David Oddsson who is the longest-serving prime minister in Icelandic history, between the spring of 1991 and the autumn of 2004, celebrated his 75th birthday on 17 January 2023. On this occasion RNH Academic Director, Professor Hannes H. Gissurarson, published an analysis of Oddsson’s political views in Morgunbladid, placing him in a long Icelandic tradition which supported friendship with other nations but submission to none. After Iceland had been settled in 874–930, mainly from Western Norway, a Commonwealth was founded and soon the Icelanders had developed a keen sense of their own separate identity. The word ‘Icelandic’ first occurs in a poem by Sighvat Thordson around 1020, and in 1022 Iceland made her first treaty with a foreign power, Norway, on the rights and duties of Icelanders in Norway and of Norwegians in Iceland. In 1024, an Icelander at the court of Norwegian King Olav the Fat, Thorarinn Nefjolfsson, travelled to Iceland and at a meeting of the Parliament at Thingvellir he tried his persuade his compatriots that they should become subjects of the king. Then an Icelandic farmer, Einar from Thvera, called Einar the Thveraeing, gave a famous speech where he said that kings turned out differently, some well and others badly, and that therefore it was best to have no king. The Icelanders should be friends of the Norwegian king, but not his subjects. They should maintain the freedom from royal oppression, high taxes and military adventures, that they had enjoyed since the island was settled.
Ever since, Icelanders have been divided into Nefjolfssons and Thveraeings, Gissurarson said. The Nefjolfssons believe that Icelanders are best off under the protection of a foreign power, in some kind of a shelter provided by others, whereas the Thveraeings hold that the country should cultivate good relations with other nations without completely renouncing her sovereignty. The leaders of Iceland’s independence struggle, Jon Sigurdsson and Hannes Hafstein, were both Thveraeings: Iceland was then a Danish dependency, and they realised that the poor and tiny country had to cooperate with Denmark, not least in order to attract much-needed Danish capital, but at the same time they insisted on self-rule. In 1918, after cordial negotiations Denmark recognised the sovereignty of Iceland which thereupon formed a personal union with the Danish king. During the Second World War, the ties with Denmark were severed and Iceland became a Republic. The two most powerful political leaders of the post-war years, Olafur Thors and Bjarni Benediktsson, were both Thveraeings. They wanted, and got, military protection from the United States while insisting on the country’s sovereignty, and seeking to trade with as many partners as possible. David Oddsson continued their policies as prime minister. He implemented a comprehensive programme of stabilisation, liberalisation, privatisation and tax cuts, while remaining a staunch ally of the United States.

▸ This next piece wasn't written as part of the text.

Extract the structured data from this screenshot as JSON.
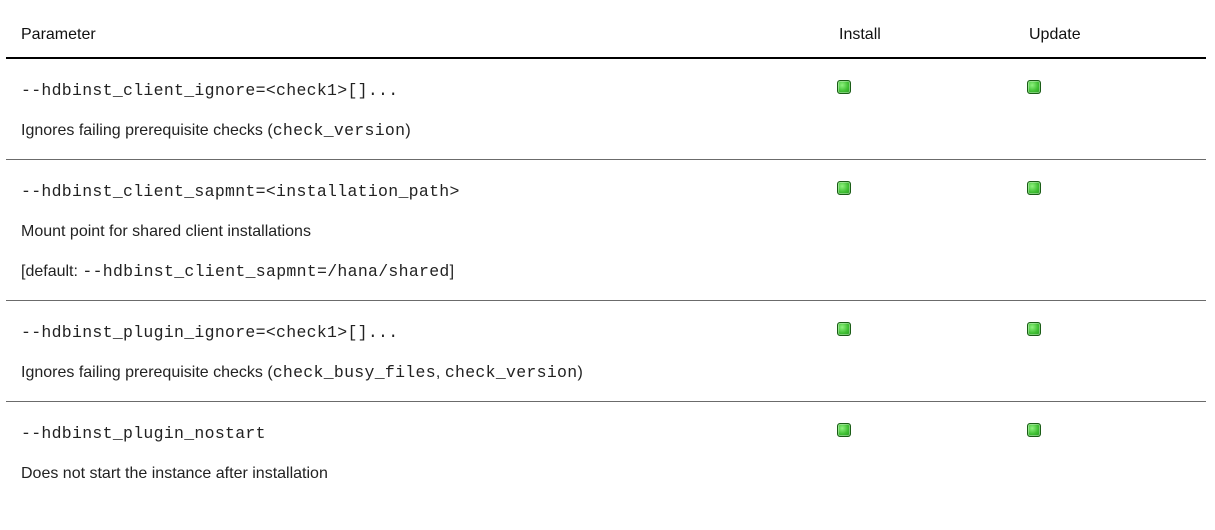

During Iceland’s independence struggle and long after that, not much was heard from the Nefjolfssons. But during the 2008 bank collapse they rose up and wanted to yield to loud demands from the United Kingdom and other European states that Iceland should take responsibility for the financial obligations of the fallen banks. David Oddsson, now Governor of the Central Bank, flatly rejected those demands, and he and Prime Minister Geir H. Haarde instead put the banks into resolution at the same time as they gave deposits priority over other claims on the bank estates, thus averting panic. In the aftermath of the collapse, the Nefjolfssons also fought hard for Iceland to join the European Union instead of remaining in the European Economic Area, with Norway and Liechtenstein, and for all practical purposes, with Switzerland. Now Editor of Iceland’s leading newspaper, Morgunbladid, Oddsson fought hard and successfully against submission to the Brussels bureaucracy. His 75th birthday was celebrated at a large dinner party at the Editions Hotel in Reykjavik, attended by four other past and present prime ministers, Katrin Jakobsdottir, Bjarni Benediktsson, Sigmundur D. Gunnlaugsson and Geir H. Haarde.